I’ve come a long way since junior high. But I still have the scars. And, try though I might, I can never cover them all with makeup.

IMG_3358

Someone Like Me… and You

IMG_3358 “What’s someone like me doing in a life like this?” is playing on my phone as I begin my evening rituals, stripping layer after layer of color and product from face and hair. First the mascara and eyeliner, then the shadow, the face powders, the fixatives holding my hair in place, … Cyndi Lauper’s little known lyrics strike a chord. This song has resonated with me since I moved to Utah more than twenty years ago now. Tonight, though, is one of those nights when thoughts flow more like a waterfall then a gentle stream.

*

“Why are you moving to Utah?” was the question everyone asked when this liberal activist from Portland, Oregon said she was leaving. Bets were placed about how long she’d last in the conservative Wasatch Front. That was 1991.

“What brought you to Utah?” is still a question she struggles to answer.

“How much do you want to know?” She giggles in reply. Sometimes life just needs a reset button. That’s what Utah was, a completely new start.

*

Tea in hand, makeup removed and  hair at ease, I sit to enjoy the quiet time after everyone else has gone to bed. Sipping on the peppermint and breathing deep, I am struck by the fact that my quip shared with multiple do-gooders at tonight’s fundraiser is no longer necessary.

I’ve lived more than 20 years feeling I do not belong and am so different from my peers. When I received my last promotion I actually worried I would not be included in key decisions–wouldn’t be part of some “cool kids” vision I had created of my organizational hierarchy.

“Should I start getting my nails done, maybe get facials? What about my clothes… will they be okay?” My sweet husband just listened and offered “Do what makes you feel good.” Not very helpful advice, or so I thought at the time, but apt nonetheless.

*

“Look, Sarah, I even wore heals tonight!” my boss laughed as we walked into the event.

Wait a minute! Was my gorgeous, experienced, always financially stable supervisor actually self-conscious about her appearance and how she might be perceived by others? I thought about this all night.

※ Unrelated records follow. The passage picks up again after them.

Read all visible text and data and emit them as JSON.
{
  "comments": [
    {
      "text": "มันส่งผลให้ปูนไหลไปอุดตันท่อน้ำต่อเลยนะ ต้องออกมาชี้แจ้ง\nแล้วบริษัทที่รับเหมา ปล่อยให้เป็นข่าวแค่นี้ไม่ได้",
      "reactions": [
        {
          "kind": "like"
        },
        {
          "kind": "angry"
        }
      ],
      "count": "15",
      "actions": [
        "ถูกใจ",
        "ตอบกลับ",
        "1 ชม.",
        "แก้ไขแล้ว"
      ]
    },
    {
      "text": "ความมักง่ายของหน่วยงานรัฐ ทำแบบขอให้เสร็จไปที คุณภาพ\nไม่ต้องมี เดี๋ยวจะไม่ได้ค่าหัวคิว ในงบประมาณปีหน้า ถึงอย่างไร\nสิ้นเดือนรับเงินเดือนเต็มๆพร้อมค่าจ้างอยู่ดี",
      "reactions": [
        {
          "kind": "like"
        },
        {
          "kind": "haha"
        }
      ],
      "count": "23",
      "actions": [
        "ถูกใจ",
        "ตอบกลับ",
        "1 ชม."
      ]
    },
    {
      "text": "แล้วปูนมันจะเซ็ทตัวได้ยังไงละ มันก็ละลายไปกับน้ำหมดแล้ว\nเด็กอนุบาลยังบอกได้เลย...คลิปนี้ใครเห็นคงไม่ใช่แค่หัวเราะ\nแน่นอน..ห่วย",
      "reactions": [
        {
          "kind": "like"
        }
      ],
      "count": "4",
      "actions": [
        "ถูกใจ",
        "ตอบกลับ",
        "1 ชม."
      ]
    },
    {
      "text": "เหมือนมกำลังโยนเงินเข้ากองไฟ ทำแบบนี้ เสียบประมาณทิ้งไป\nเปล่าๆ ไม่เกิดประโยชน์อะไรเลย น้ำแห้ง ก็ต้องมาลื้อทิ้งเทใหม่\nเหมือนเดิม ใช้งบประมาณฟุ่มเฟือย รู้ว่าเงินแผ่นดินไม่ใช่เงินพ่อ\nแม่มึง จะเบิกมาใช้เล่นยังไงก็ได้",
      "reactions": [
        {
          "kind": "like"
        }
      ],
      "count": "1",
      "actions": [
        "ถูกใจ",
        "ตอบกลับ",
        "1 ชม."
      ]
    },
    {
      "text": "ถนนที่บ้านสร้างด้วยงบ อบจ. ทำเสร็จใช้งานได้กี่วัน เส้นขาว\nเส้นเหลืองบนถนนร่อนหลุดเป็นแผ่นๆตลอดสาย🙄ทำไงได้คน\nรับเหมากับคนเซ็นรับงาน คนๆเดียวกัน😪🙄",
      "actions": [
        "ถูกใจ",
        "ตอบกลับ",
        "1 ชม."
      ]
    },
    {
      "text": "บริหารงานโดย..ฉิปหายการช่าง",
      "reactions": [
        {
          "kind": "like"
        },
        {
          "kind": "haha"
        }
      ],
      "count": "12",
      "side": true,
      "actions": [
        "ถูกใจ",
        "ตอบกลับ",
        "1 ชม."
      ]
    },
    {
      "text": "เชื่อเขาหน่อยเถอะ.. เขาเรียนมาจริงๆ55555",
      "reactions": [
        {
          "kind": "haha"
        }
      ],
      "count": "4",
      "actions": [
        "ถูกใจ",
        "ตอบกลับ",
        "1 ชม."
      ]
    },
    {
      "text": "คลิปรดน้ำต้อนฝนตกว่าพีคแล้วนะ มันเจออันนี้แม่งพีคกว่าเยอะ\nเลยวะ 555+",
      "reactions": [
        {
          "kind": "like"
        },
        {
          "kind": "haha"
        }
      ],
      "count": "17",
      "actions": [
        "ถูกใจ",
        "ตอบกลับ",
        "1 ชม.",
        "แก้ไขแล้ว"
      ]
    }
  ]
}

It’s true I dress differently than any other in my position. My liberal streak shows in my flowing scarves and sari skirts. My commanding presence is made known with each assertive stride in my funky heals. And my hair is a different set of colors every six weeks.

It’s also true that I was raised and lived, and still live, quite differently than my peers. The abuse and addiction in my home shaped me and sculpted my strong spirit. The broken souls welcomed into my home as a child taught me gratitude–and how to learn from everyone I meet. I was no “cool kid” with my movement from school to school, protected only by the strong characters in my books.

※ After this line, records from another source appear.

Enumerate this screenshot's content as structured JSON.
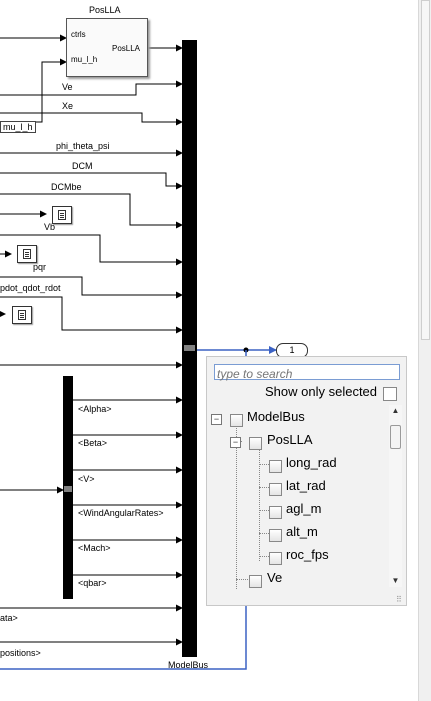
{
  "diagram": {
    "posllablock": {
      "title": "PosLLA",
      "inputs": [
        "ctrls",
        "mu_l_h"
      ],
      "output": "PosLLA"
    },
    "signals": {
      "ve": "Ve",
      "xe": "Xe",
      "mu_l_h": "mu_l_h",
      "phi_theta_psi": "phi_theta_psi",
      "dcm": "DCM",
      "dcmbe": "DCMbe",
      "vb": "Vb",
      "pqr": "pqr",
      "pdot_qdot_rdot": "pdot_qdot_rdot",
      "alpha": "<Alpha>",
      "beta": "<Beta>",
      "v": "<V>",
      "windangularrates": "<WindAngularRates>",
      "mach": "<Mach>",
      "qbar": "<qbar>",
      "ata": "ata>",
      "positions": "positions>"
    },
    "bus_label": "ModelBus",
    "outport_number": "1"
  },
  "popup": {
    "search_placeholder": "type to search",
    "show_only_selected": "Show only selected",
    "tree": [
      {
        "label": "ModelBus",
        "level": 0,
        "expander": "−"
      },
      {
        "label": "PosLLA",
        "level": 1,
        "expander": "−"
      },
      {
        "label": "long_rad",
        "level": 2
      },
      {
        "label": "lat_rad",
        "level": 2
      },
      {
        "label": "agl_m",
        "level": 2
      },
      {
        "label": "alt_m",
        "level": 2
      },
      {
        "label": "roc_fps",
        "level": 2
      },
      {
        "label": "Ve",
        "level": 1
      }
    ],
    "scroll_up": "▲",
    "scroll_down": "▼",
    "grip": "⠿"
  },
  "colors": {
    "bus_line": "#3b62c4",
    "signal_line": "#000000",
    "popup_bg": "#f2f2f2"
  }
}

Now look at me. What’s someone like me doing in a life like this? How dare I spend the last several months feeling somehow less-than when I have come so far and found a way to do so much. And, worse, how dare I assume others do not have their own insecurities and, instead, only judge and hold themselves above others. I was the one who was judging.

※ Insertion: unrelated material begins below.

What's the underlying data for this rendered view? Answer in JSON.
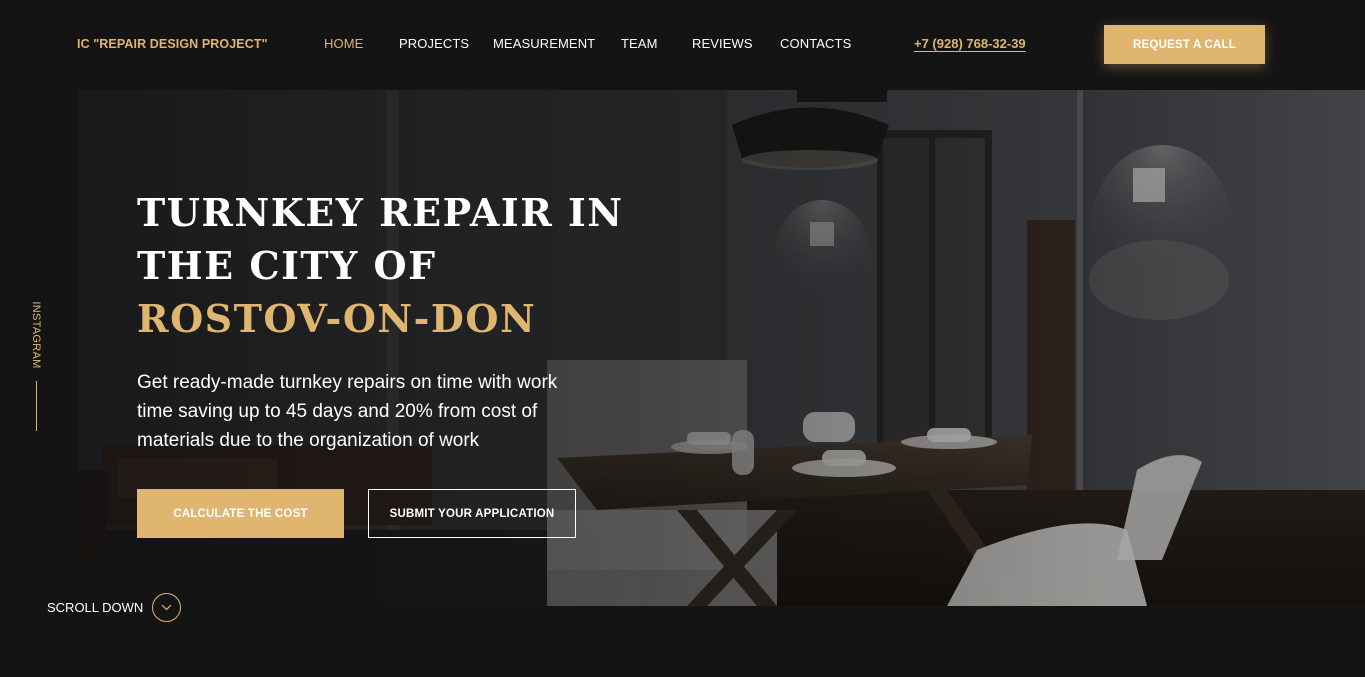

How can someone like me be so judgmental? How could I just assume this group would not accept me?

*

I always told my students “don’t ever let anyone else be right about who you will become; prove to them that you are only who you choose to be–and surpass all expectations!” I like to think I’ve done this. But sometimes, even someone like me, wallows in her little girl fears and insecurities. Tonight reminded me that maybe we all do this on occasion.

So, what’s someone like me, and someone like you, going to do? How can we remember our own greatness and embrace our own ability to connect and empathize with others?  In a life like this, it would do us all some good to remember that we all have our challenges and our worries, but we’re all in this together.